Apistogramma tank mates on Reddit are a popular topic, as they are one of the most colorful and active freshwater fish. Apistogramma species need to be housed in a densely planted aquarium with plenty of hiding spots, such as caves or roots.
Some compatible tank mates include other small peaceful fish like rasboras and tetras, but there are many opinions about which type of fish make the best companions for an apistogramma aquarium.
On Reddit, you can find helpful advice from experienced hobbyists who have successful experience with various apistogramma tank mate combinations.
Best Apistogramma for Community Tank
The Apistogramma genus is a great choice for community tanks due to their vibrant colors and peaceful nature. The Cockatoo Dwarf Cichlid (Apistogramma cacatuoides) is one of the best options for a community tank, as it can coexist peacefully with other fish and does not require special water conditions. It’s also relatively easy to care for, making it an ideal option for beginner aquarists.
Apistogramma And Angelfish
Apistogramma and Angelfish are two of the most popular freshwater fish in the aquarium hobby. Apistogrammas are small cichlids, typically reaching a size of only 2 to 3 inches, while angelfish can grow up to 6 or 7 inches long. Both species have beautiful color patterns and make great additions to any aquarium.

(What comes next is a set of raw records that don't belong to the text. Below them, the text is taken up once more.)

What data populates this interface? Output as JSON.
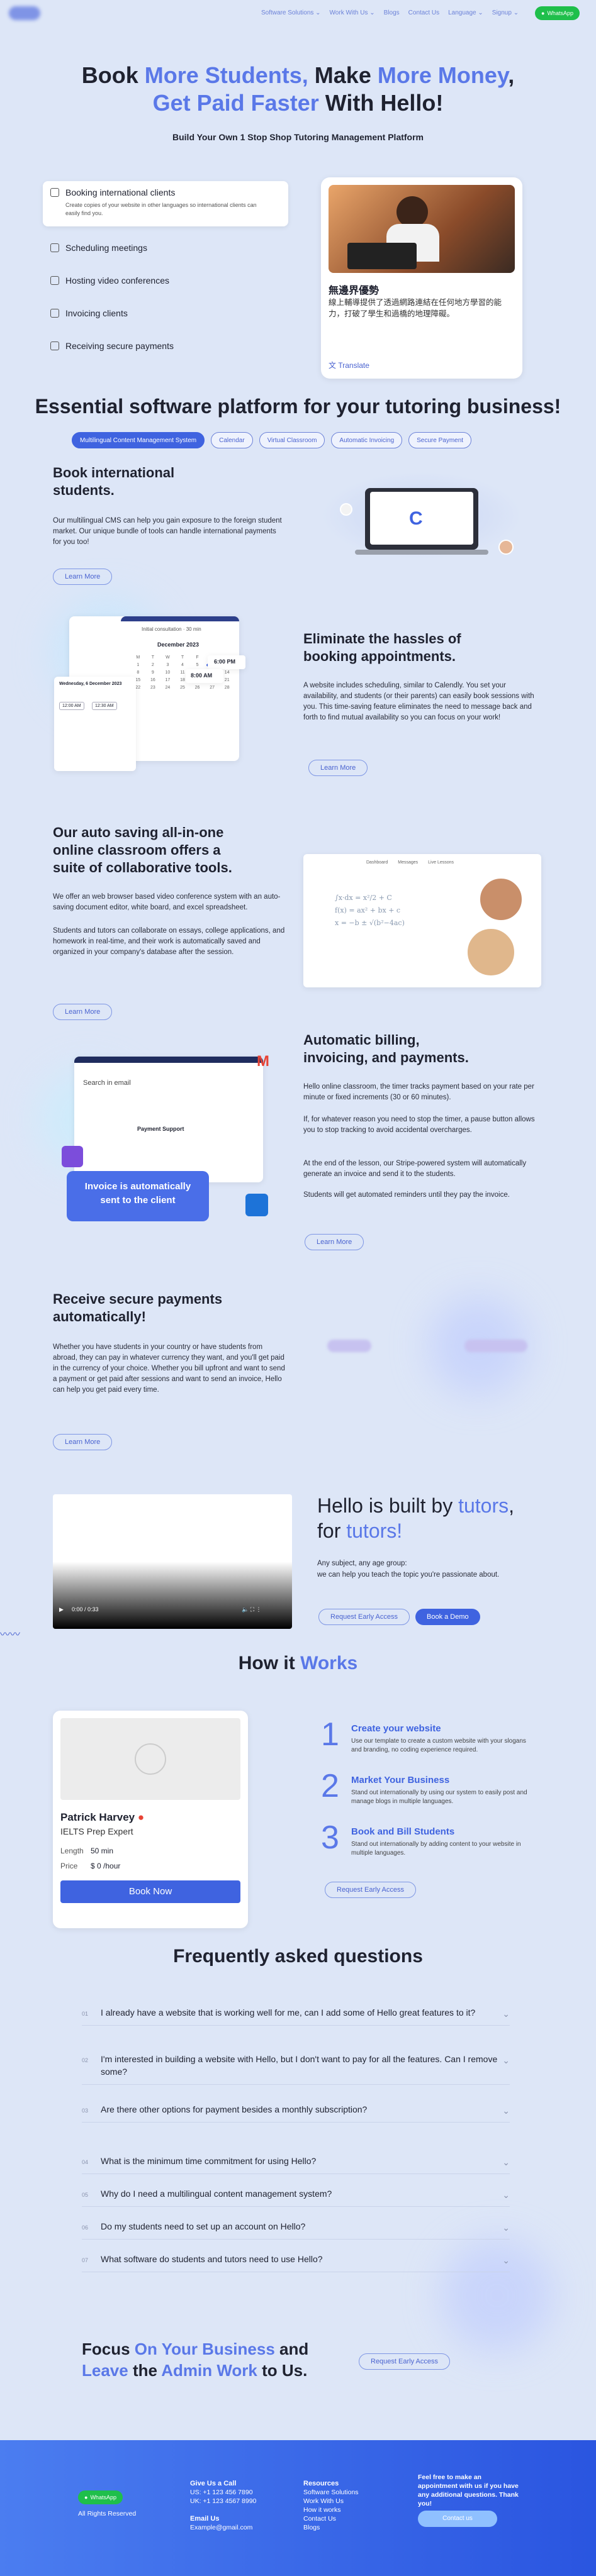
{
  "nav": {
    "links": [
      "Software Solutions ⌄",
      "Work With Us ⌄",
      "Blogs",
      "Contact Us",
      "Language ⌄",
      "Signup ⌄"
    ],
    "whatsapp": "WhatsApp"
  },
  "hero": {
    "l1a": "Book ",
    "l1b": "More Students,",
    "l1c": " Make ",
    "l1d": "More Money",
    ",": ",",
    "l2a": "Get Paid Faster",
    "l2b": " With Hello!",
    "sub": "Build Your Own 1 Stop Shop Tutoring Management Platform",
    "features": [
      {
        "label": "Booking international clients",
        "desc": "Create copies of your website in other languages so international clients can easily find you."
      },
      {
        "label": "Scheduling meetings"
      },
      {
        "label": "Hosting video conferences"
      },
      {
        "label": "Invoicing clients"
      },
      {
        "label": "Receiving secure payments"
      }
    ],
    "card_title": "無邊界優勢",
    "card_text": "線上輔導提供了透過網路連結在任何地方學習的能力，打破了學生和過橋的地理障礙。",
    "translate": "Translate"
  },
  "essential": {
    "title": "Essential software platform for your tutoring business!",
    "tabs": [
      "Multilingual Content Management System",
      "Calendar",
      "Virtual Classroom",
      "Automatic Invoicing",
      "Secure Payment"
    ]
  },
  "s1": {
    "title": "Book international students.",
    "text": "Our multilingual CMS can help you gain exposure to the foreign student market. Our unique bundle of tools can handle international payments for you too!",
    "btn": "Learn More"
  },
  "s2": {
    "title": "Eliminate the hassles of booking appointments.",
    "text": "A website includes scheduling, similar to Calendly. You set your availability, and students (or their parents) can easily book sessions with you. This time-saving feature eliminates the need to message back and forth to find mutual availability so you can focus on your work!",
    "btn": "Learn More",
    "cal_month": "December 2023",
    "cal_head": "Initial consultation",
    "cal_dur": "30 min",
    "date_label": "Wednesday, 6 December 2023",
    "times": [
      "12:00 AM",
      "12:30 AM",
      "6:00 PM",
      "8:00 AM"
    ]
  },
  "s3": {
    "title": "Our auto saving all-in-one online classroom offers a suite of collaborative tools.",
    "t1": "We offer an web browser based video conference system with an auto-saving document editor, white board, and excel spreadsheet.",
    "t2": "Students and tutors can collaborate on essays, college applications, and homework in real-time, and their work is automatically saved and organized in your company's database after the session.",
    "btn": "Learn More",
    "tabs": [
      "Dashboard",
      "Messages",
      "Live Lessons"
    ]
  },
  "s4": {
    "title": "Automatic billing, invoicing, and payments.",
    "t1": "Hello online classroom, the timer tracks payment based on your rate per minute or fixed increments (30 or 60 minutes).",
    "t2": "If, for whatever reason you need to stop the timer, a pause button allows you to stop tracking to avoid accidental overcharges.",
    "t3": "At the end of the lesson, our Stripe-powered system will automatically generate an invoice and send it to the students.",
    "t4": "Students will get automated reminders until they pay the invoice.",
    "btn": "Learn More",
    "search": "Search in email",
    "support": "Payment Support",
    "badge": "Invoice is automatically sent to the client"
  },
  "s5": {
    "title": "Receive secure payments automatically!",
    "text": "Whether you have students in your country or have students from abroad, they can pay in whatever currency they want, and you'll get paid in the currency of your choice. Whether you bill upfront and want to send a payment or get paid after sessions and want to send an invoice, Hello can help you get paid every time.",
    "btn": "Learn More"
  },
  "video": {
    "time": "0:00 / 0:33",
    "h1": "Hello is built by ",
    "h1b": "tutors",
    ",": ",",
    "h2": "for ",
    "h2b": "tutors!",
    "p1": "Any subject, any age group:",
    "p2": "we can help you teach the topic you're passionate about.",
    "b1": "Request Early Access",
    "b2": "Book a Demo"
  },
  "how": {
    "t1": "How it ",
    "t2": "Works",
    "tutor": "Patrick Harvey",
    "exam": "IELTS Prep Expert",
    "len_l": "Length",
    "len_v": "50 min",
    "price_l": "Price",
    "price_v": "$ 0 /hour",
    "book": "Book Now",
    "steps": [
      {
        "n": "1",
        "t": "Create your website",
        "d": "Use our template to create a custom website with your slogans and branding, no coding experience required."
      },
      {
        "n": "2",
        "t": "Market Your Business",
        "d": "Stand out internationally by using our system to easily post and manage blogs in multiple languages."
      },
      {
        "n": "3",
        "t": "Book and Bill Students",
        "d": "Stand out internationally by adding content to your website in multiple languages."
      }
    ],
    "btn": "Request Early Access"
  },
  "faq": {
    "title": "Frequently asked questions",
    "items": [
      {
        "n": "01",
        "q": "I already have a website that is working well for me, can I add some of Hello great features to it?"
      },
      {
        "n": "02",
        "q": "I'm interested in building a website with Hello, but I don't want to pay for all the features. Can I remove some?"
      },
      {
        "n": "03",
        "q": "Are there other options for payment besides a monthly subscription?"
      },
      {
        "n": "04",
        "q": "What is the minimum time commitment for using Hello?"
      },
      {
        "n": "05",
        "q": "Why do I need a multilingual content management system?"
      },
      {
        "n": "06",
        "q": "Do my students need to set up an account on Hello?"
      },
      {
        "n": "07",
        "q": "What software do students and tutors need to use Hello?"
      }
    ]
  },
  "cta": {
    "a": "Focus ",
    "b": "On Your Business",
    "c": " and",
    "d": "Leave",
    "e": " the ",
    "f": "Admin Work",
    "g": " to Us.",
    "btn": "Request Early Access"
  },
  "footer": {
    "wa": "WhatsApp",
    "rights": "All Rights Reserved",
    "call": "Give Us a Call",
    "us": "US: +1 123 456 7890",
    "uk": "UK: +1 123 4567 8990",
    "email_l": "Email Us",
    "email": "Example@gmail.com",
    "res": "Resources",
    "links": [
      "Software Solutions",
      "Work With Us",
      "How it works",
      "Contact Us",
      "Blogs"
    ],
    "free": "Feel free to make an appointment with us if you have any additional questions. Thank you!",
    "contact": "Contact us"
  }
}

Apistogrammas tend to be more timid than their larger cousins, so it is important for them to have plenty of hiding places within the tank. With proper care and maintenance both species can live happily in an aquarium for many years!
Apistogramma Tank Set Up
Setting up an Apistogramma tank is a rewarding experience for both the aquarist and the fish. To start, make sure you have a tank that is at least 15-20 gallons with plenty of caves, hiding places, and natural plants to provide cover. Use dark gravel or sand as substrate so your fish can display its full coloration potential.
Additionally, use a hang on back filter to help keep water quality in check as well as regular water changes to maintain clean aquarium conditions. Finally, be sure to include other compatible fish species such as tetras or danios that will add interest and activity levels in the tank!
Apistogramma Pair Tank Size
When it comes to tank size for an Apistogramma pair, a 20 gallon aquarium is the recommended minimum. This allows plenty of space for the fish to swim around and also gives them each their own territory. It’s important to provide enough hiding places such as caves and plants throughout the tank so that both fish can feel secure in their environment.
In addition, adequate filtration should be provided to keep water quality stable and ammonia levels low.
Apistogramma Hongsloi Tank Mates
Apistogramma hongsloi is a peaceful freshwater fish that can make an excellent addition to any community tank. As far as tank mates go, Apistogramma hongsloi can live alongside small and medium-sized tetras, rasbora, gouramis, Corydoras catfish, otocinclus catfish, and even other similarly sized cichlids such as Rams or Kribensis. Be sure to provide plenty of hiding spots in the aquarium for all the inhabitants since this species likes to hide among plants or driftwood when it feels threatened.
Overall, Apistogramma fish are a great addition to any aquarium. They’re beautiful and peaceful and can coexist with many other species of fish as long as their tank mates aren’t too aggressive or territorial. Be sure to research potential tank mates carefully before adding them so that you ensure the best possible environment for your Apistogramma community.
With proper care and the right variety of tank mates, these vibrant little beauties will thrive in your home aquarium for years to come!